**DIRECTIONS:** From the entries below, copy each line in which the word "EXPO" occurs.

**Collected data:**
- - -

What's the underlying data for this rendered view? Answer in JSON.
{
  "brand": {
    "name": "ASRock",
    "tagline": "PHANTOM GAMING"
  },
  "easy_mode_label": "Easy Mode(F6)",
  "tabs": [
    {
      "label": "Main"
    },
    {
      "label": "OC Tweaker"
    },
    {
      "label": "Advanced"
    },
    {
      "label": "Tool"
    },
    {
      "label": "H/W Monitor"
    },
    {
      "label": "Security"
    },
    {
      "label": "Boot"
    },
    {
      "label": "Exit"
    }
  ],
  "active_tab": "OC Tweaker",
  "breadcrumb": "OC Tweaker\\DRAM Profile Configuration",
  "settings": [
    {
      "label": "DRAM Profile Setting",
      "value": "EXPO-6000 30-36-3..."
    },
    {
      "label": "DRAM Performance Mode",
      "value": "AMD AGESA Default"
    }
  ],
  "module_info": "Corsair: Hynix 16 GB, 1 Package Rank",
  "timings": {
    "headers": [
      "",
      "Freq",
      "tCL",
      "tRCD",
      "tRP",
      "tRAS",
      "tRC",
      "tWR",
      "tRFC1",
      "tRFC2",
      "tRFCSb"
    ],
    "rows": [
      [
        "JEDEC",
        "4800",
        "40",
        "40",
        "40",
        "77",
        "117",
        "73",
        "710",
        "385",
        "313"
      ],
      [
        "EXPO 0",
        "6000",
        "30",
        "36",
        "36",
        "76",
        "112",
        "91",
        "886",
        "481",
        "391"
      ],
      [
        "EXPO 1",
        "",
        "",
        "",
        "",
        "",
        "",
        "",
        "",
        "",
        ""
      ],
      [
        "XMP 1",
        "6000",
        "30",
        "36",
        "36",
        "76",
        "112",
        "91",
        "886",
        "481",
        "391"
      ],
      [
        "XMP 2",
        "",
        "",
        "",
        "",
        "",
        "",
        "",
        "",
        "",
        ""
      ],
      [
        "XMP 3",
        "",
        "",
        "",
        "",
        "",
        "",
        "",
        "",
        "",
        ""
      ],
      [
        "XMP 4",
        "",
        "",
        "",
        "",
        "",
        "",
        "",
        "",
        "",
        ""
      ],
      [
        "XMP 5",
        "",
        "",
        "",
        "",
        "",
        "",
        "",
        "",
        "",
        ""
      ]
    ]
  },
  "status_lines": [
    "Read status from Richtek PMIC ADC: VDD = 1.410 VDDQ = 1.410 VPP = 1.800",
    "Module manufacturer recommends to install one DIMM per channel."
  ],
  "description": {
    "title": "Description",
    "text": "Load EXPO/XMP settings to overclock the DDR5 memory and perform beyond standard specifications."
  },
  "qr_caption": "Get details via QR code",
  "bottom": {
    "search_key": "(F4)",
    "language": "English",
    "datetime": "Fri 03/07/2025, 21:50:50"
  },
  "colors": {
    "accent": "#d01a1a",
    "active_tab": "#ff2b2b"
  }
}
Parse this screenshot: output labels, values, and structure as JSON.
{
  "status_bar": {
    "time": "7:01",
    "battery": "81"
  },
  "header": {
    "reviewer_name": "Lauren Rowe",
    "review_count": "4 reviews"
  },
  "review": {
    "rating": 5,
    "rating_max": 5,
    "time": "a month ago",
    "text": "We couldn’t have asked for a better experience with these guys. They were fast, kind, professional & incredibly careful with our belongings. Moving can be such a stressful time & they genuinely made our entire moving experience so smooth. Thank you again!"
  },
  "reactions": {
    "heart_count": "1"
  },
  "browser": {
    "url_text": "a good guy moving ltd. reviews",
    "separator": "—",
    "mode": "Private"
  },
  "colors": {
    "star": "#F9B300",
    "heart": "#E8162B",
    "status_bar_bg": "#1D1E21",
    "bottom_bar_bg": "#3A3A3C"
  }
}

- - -

**RESULT OF THIS TASK:**
      "value": "EXPO-6000 30-36-3..."
        "EXPO 0",
        "EXPO 1",
    "text": "Load EXPO/XMP settings to overclock the DDR5 memory and perform beyond standard specifications."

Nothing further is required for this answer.